One of the weekly writing lessons that popped into my inbox a few weeks ago seemed worth pursuing. The focus was on my youth, specifically early childhood. To stimulate my memories the exercise posed several questions. Since I tend to be more forward-looking than reminiscing about the past, this seemed like a worthy challenge.
The first question asked me to paint a word picture of the first decade or so of my life. That one was easy: secure and loved. Even though we moved a lot a bit later in my life, my formative years were spent primarily in two communities, one in southern New Jersey and a suburb north of Boston. The towns were safe. Schools were well maintained with lots of PTA support.
The one I have the most memories of was in Massachusetts. It was a typical, well-off Boston suburb, with a white-sided Congregational church dominating the public square.

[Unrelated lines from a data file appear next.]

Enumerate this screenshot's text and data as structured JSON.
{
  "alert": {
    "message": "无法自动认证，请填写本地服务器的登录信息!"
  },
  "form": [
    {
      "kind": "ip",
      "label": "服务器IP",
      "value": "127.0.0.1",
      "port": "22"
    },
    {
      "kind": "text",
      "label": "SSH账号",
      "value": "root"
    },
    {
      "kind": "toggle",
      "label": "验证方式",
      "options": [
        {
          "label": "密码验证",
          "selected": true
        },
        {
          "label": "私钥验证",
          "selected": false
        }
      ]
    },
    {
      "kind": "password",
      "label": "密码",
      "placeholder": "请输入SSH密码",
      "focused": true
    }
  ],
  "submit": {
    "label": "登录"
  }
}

Fourth of July parades, complete with high school bands and cheerleaders, kids on bikes with baseball cards stuck in the spokes to make a motor sound, and the local VFW in full dress.

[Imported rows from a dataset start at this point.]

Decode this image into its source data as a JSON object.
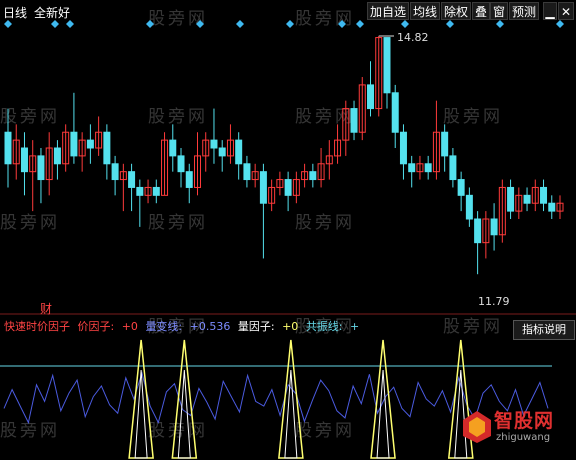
{
  "toolbar": {
    "period": "日线",
    "scope": "全新好",
    "add_watch": "加自选",
    "ma_lines": "均线",
    "rights": "除权",
    "overlay": "叠",
    "window": "窗",
    "forecast": "预测"
  },
  "price_labels": {
    "high": "14.82",
    "low": "11.79"
  },
  "watermark": "股旁网",
  "indicator": {
    "name": "快速时价因子",
    "price_factor_label": "价因子:",
    "price_factor_value": "+0",
    "volume_line_label": "量变线:",
    "volume_line_value": "+0.536",
    "volume_factor_label": "量因子:",
    "volume_factor_value": "+0",
    "resonance_label": "共振线:",
    "resonance_value": "+",
    "help_button": "指标说明",
    "marker": "财"
  },
  "logo": {
    "name": "智股网",
    "url": "zhiguwang"
  },
  "colors": {
    "up": "#ff3b3b",
    "down": "#54e1ee",
    "diamond": "#3fb9f0",
    "volume_line": "#4b5be0",
    "signal": "#ffff70",
    "reference": "#66d8e8"
  },
  "chart_data": {
    "type": "candlestick",
    "price_range": [
      11.79,
      14.82
    ],
    "candles": [
      {
        "o": 13.6,
        "c": 13.2,
        "h": 13.9,
        "l": 12.9
      },
      {
        "o": 13.2,
        "c": 13.5,
        "h": 13.7,
        "l": 13.0
      },
      {
        "o": 13.4,
        "c": 13.1,
        "h": 13.6,
        "l": 12.8
      },
      {
        "o": 13.1,
        "c": 13.3,
        "h": 13.5,
        "l": 12.6
      },
      {
        "o": 13.3,
        "c": 13.0,
        "h": 13.4,
        "l": 12.7
      },
      {
        "o": 13.0,
        "c": 13.4,
        "h": 13.6,
        "l": 12.8
      },
      {
        "o": 13.4,
        "c": 13.2,
        "h": 13.5,
        "l": 13.0
      },
      {
        "o": 13.2,
        "c": 13.6,
        "h": 13.7,
        "l": 13.1
      },
      {
        "o": 13.6,
        "c": 13.3,
        "h": 14.1,
        "l": 13.2
      },
      {
        "o": 13.3,
        "c": 13.5,
        "h": 13.6,
        "l": 13.1
      },
      {
        "o": 13.5,
        "c": 13.4,
        "h": 13.7,
        "l": 13.2
      },
      {
        "o": 13.4,
        "c": 13.6,
        "h": 13.8,
        "l": 13.3
      },
      {
        "o": 13.6,
        "c": 13.2,
        "h": 13.7,
        "l": 13.0
      },
      {
        "o": 13.2,
        "c": 13.0,
        "h": 13.3,
        "l": 12.8
      },
      {
        "o": 13.0,
        "c": 13.1,
        "h": 13.2,
        "l": 12.6
      },
      {
        "o": 13.1,
        "c": 12.9,
        "h": 13.2,
        "l": 12.6
      },
      {
        "o": 12.9,
        "c": 12.8,
        "h": 13.0,
        "l": 12.4
      },
      {
        "o": 12.8,
        "c": 12.9,
        "h": 13.0,
        "l": 12.7
      },
      {
        "o": 12.9,
        "c": 12.8,
        "h": 13.0,
        "l": 12.7
      },
      {
        "o": 12.8,
        "c": 13.5,
        "h": 13.6,
        "l": 12.8
      },
      {
        "o": 13.5,
        "c": 13.3,
        "h": 13.7,
        "l": 13.1
      },
      {
        "o": 13.3,
        "c": 13.1,
        "h": 13.4,
        "l": 12.9
      },
      {
        "o": 13.1,
        "c": 12.9,
        "h": 13.2,
        "l": 12.7
      },
      {
        "o": 12.9,
        "c": 13.3,
        "h": 13.6,
        "l": 12.8
      },
      {
        "o": 13.3,
        "c": 13.5,
        "h": 13.6,
        "l": 13.1
      },
      {
        "o": 13.5,
        "c": 13.4,
        "h": 13.9,
        "l": 13.2
      },
      {
        "o": 13.4,
        "c": 13.3,
        "h": 13.5,
        "l": 13.1
      },
      {
        "o": 13.3,
        "c": 13.5,
        "h": 13.7,
        "l": 13.2
      },
      {
        "o": 13.5,
        "c": 13.2,
        "h": 13.6,
        "l": 13.0
      },
      {
        "o": 13.2,
        "c": 13.0,
        "h": 13.3,
        "l": 12.9
      },
      {
        "o": 13.0,
        "c": 13.1,
        "h": 13.2,
        "l": 12.9
      },
      {
        "o": 13.1,
        "c": 12.7,
        "h": 13.2,
        "l": 12.0
      },
      {
        "o": 12.7,
        "c": 12.9,
        "h": 13.0,
        "l": 12.6
      },
      {
        "o": 12.9,
        "c": 13.0,
        "h": 13.1,
        "l": 12.8
      },
      {
        "o": 13.0,
        "c": 12.8,
        "h": 13.1,
        "l": 12.6
      },
      {
        "o": 12.8,
        "c": 13.0,
        "h": 13.1,
        "l": 12.7
      },
      {
        "o": 13.0,
        "c": 13.1,
        "h": 13.2,
        "l": 12.9
      },
      {
        "o": 13.1,
        "c": 13.0,
        "h": 13.2,
        "l": 12.9
      },
      {
        "o": 13.0,
        "c": 13.2,
        "h": 13.4,
        "l": 12.9
      },
      {
        "o": 13.2,
        "c": 13.3,
        "h": 13.5,
        "l": 13.0
      },
      {
        "o": 13.3,
        "c": 13.5,
        "h": 13.7,
        "l": 13.2
      },
      {
        "o": 13.5,
        "c": 13.9,
        "h": 14.0,
        "l": 13.3
      },
      {
        "o": 13.9,
        "c": 13.6,
        "h": 14.0,
        "l": 13.5
      },
      {
        "o": 13.6,
        "c": 14.2,
        "h": 14.3,
        "l": 13.5
      },
      {
        "o": 14.2,
        "c": 13.9,
        "h": 14.5,
        "l": 13.8
      },
      {
        "o": 13.9,
        "c": 14.8,
        "h": 14.82,
        "l": 13.8
      },
      {
        "o": 14.8,
        "c": 14.1,
        "h": 14.8,
        "l": 13.9
      },
      {
        "o": 14.1,
        "c": 13.6,
        "h": 14.2,
        "l": 13.4
      },
      {
        "o": 13.6,
        "c": 13.2,
        "h": 13.7,
        "l": 13.0
      },
      {
        "o": 13.2,
        "c": 13.1,
        "h": 13.3,
        "l": 12.9
      },
      {
        "o": 13.1,
        "c": 13.2,
        "h": 13.3,
        "l": 13.0
      },
      {
        "o": 13.2,
        "c": 13.1,
        "h": 13.3,
        "l": 13.0
      },
      {
        "o": 13.1,
        "c": 13.6,
        "h": 14.0,
        "l": 13.0
      },
      {
        "o": 13.6,
        "c": 13.3,
        "h": 13.7,
        "l": 13.1
      },
      {
        "o": 13.3,
        "c": 13.0,
        "h": 13.4,
        "l": 12.9
      },
      {
        "o": 13.0,
        "c": 12.8,
        "h": 13.1,
        "l": 12.6
      },
      {
        "o": 12.8,
        "c": 12.5,
        "h": 12.9,
        "l": 12.4
      },
      {
        "o": 12.5,
        "c": 12.2,
        "h": 12.6,
        "l": 11.8
      },
      {
        "o": 12.2,
        "c": 12.5,
        "h": 12.6,
        "l": 12.0
      },
      {
        "o": 12.5,
        "c": 12.3,
        "h": 12.7,
        "l": 12.1
      },
      {
        "o": 12.3,
        "c": 12.9,
        "h": 13.0,
        "l": 12.2
      },
      {
        "o": 12.9,
        "c": 12.6,
        "h": 13.0,
        "l": 12.5
      },
      {
        "o": 12.6,
        "c": 12.8,
        "h": 12.9,
        "l": 12.5
      },
      {
        "o": 12.8,
        "c": 12.7,
        "h": 12.9,
        "l": 12.6
      },
      {
        "o": 12.7,
        "c": 12.9,
        "h": 13.0,
        "l": 12.6
      },
      {
        "o": 12.9,
        "c": 12.7,
        "h": 13.0,
        "l": 12.6
      },
      {
        "o": 12.7,
        "c": 12.6,
        "h": 12.8,
        "l": 12.5
      },
      {
        "o": 12.6,
        "c": 12.7,
        "h": 12.8,
        "l": 12.5
      }
    ],
    "volume_line": [
      42,
      58,
      44,
      30,
      62,
      48,
      70,
      40,
      55,
      66,
      35,
      52,
      61,
      45,
      38,
      68,
      50,
      72,
      44,
      30,
      56,
      63,
      41,
      36,
      59,
      47,
      33,
      65,
      52,
      39,
      70,
      48,
      44,
      58,
      36,
      62,
      54,
      31,
      49,
      66,
      57,
      40,
      34,
      61,
      46,
      71,
      38,
      52,
      60,
      42,
      35,
      64,
      50,
      44,
      57,
      39,
      68,
      45,
      33,
      55,
      62,
      48,
      40,
      58,
      36,
      50,
      64,
      42
    ],
    "signal_spikes": [
      0.245,
      0.32,
      0.505,
      0.665,
      0.8
    ],
    "reference_level": 0.78
  }
}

I was the firstborn, which comes with its own privileges and burdens. First children usually have the strictest rules and concerned parents. We are given duties and chores that build in us a sense of responsibility, but also a pressure to not let others down. It is likely my need to have a to-do list for everything began during this period. While I wasn’t given specific instructions to watch over my two younger brothers at all times, the expectation was unspoken but clear.
Frankly, I don’t recall any early struggles. I remember my father spanking me once over some infraction, but that was a singular event. Neither mom nor dad believed in corporal punishment, understanding that expressing disappointment in my behavior was a more powerful deterrent.
I have written before that my dad endured several periods of unemployment and one major business failure. Yet, he never allowed his struggles to impact his family. In fact, until I was old enough to grasp what all the stacks of resumes meant on the dining room table, I had no reaction to his being home a lot more than other dads. It was simply the way our family was.
Mom’s teaching job, her ability to make casseroles out of anything, and her solid support for her husband meant the three boys were pretty much in the dark about family struggles. Decades later, when they both had died and left a sizable estate to their three sons I fully appreciated what financial discipline and familial dedication look like.
Watching Boston Celtics or Bruins sports on TV, a weekly time for Ed Sullivan (yes, watching the Beatles as a family), and an occasional special event were the extent of our TV viewing as a family. Howdy Doody was a favorite of mine but was watched at a neighbor’s home.
I do remember two special “Lowry” rules: no comic books, ever, and only one Coke a week. Of course, reading books and even newspapers was strongly supported. Even today, in my mind a cola is sort of a special treat.
Considering my career in music and radio you would think the groundwork was laid early, with music an important part of my childhood. Nope. I don’t remember music being on in our home very often at all. A record player broke early on but was kept as a piece of furniture near the front door; dropping keys and mail on it was the primary reason for its existence.
The writing course asked if I had any early influences or role models. As a young man, I remember Christmas get-togethers and a week’s stay at my grandparent’s “farm” north of Pittsburgh were enjoyable, but I was too young to be aware of any behaviors these folks modeled. As an energy-filled youngster, I don’t remember specifics.
As I went through my teen years that changed. In particular, my uncle was someone who shaped me in ways I am still uncovering. With maturity comes awareness. How he conducted himself and treated my brothers and me has had a lasting impact, even if I wasn’t aware of it at the time.
Rereading this post and reflecting on my early years convinces me I was incredibly lucky. Literally, I have no bad memories or lasting emotional issues to deal with. I was given a model of behavior and what it means to be a man, a husband, and a father that I continue to strive to achieve.
My early years had no drama, no pain, and very little disappointment. Things became a bit for interesting as I aged, but never of the sort that would make a good movie or novel.
Boring but true.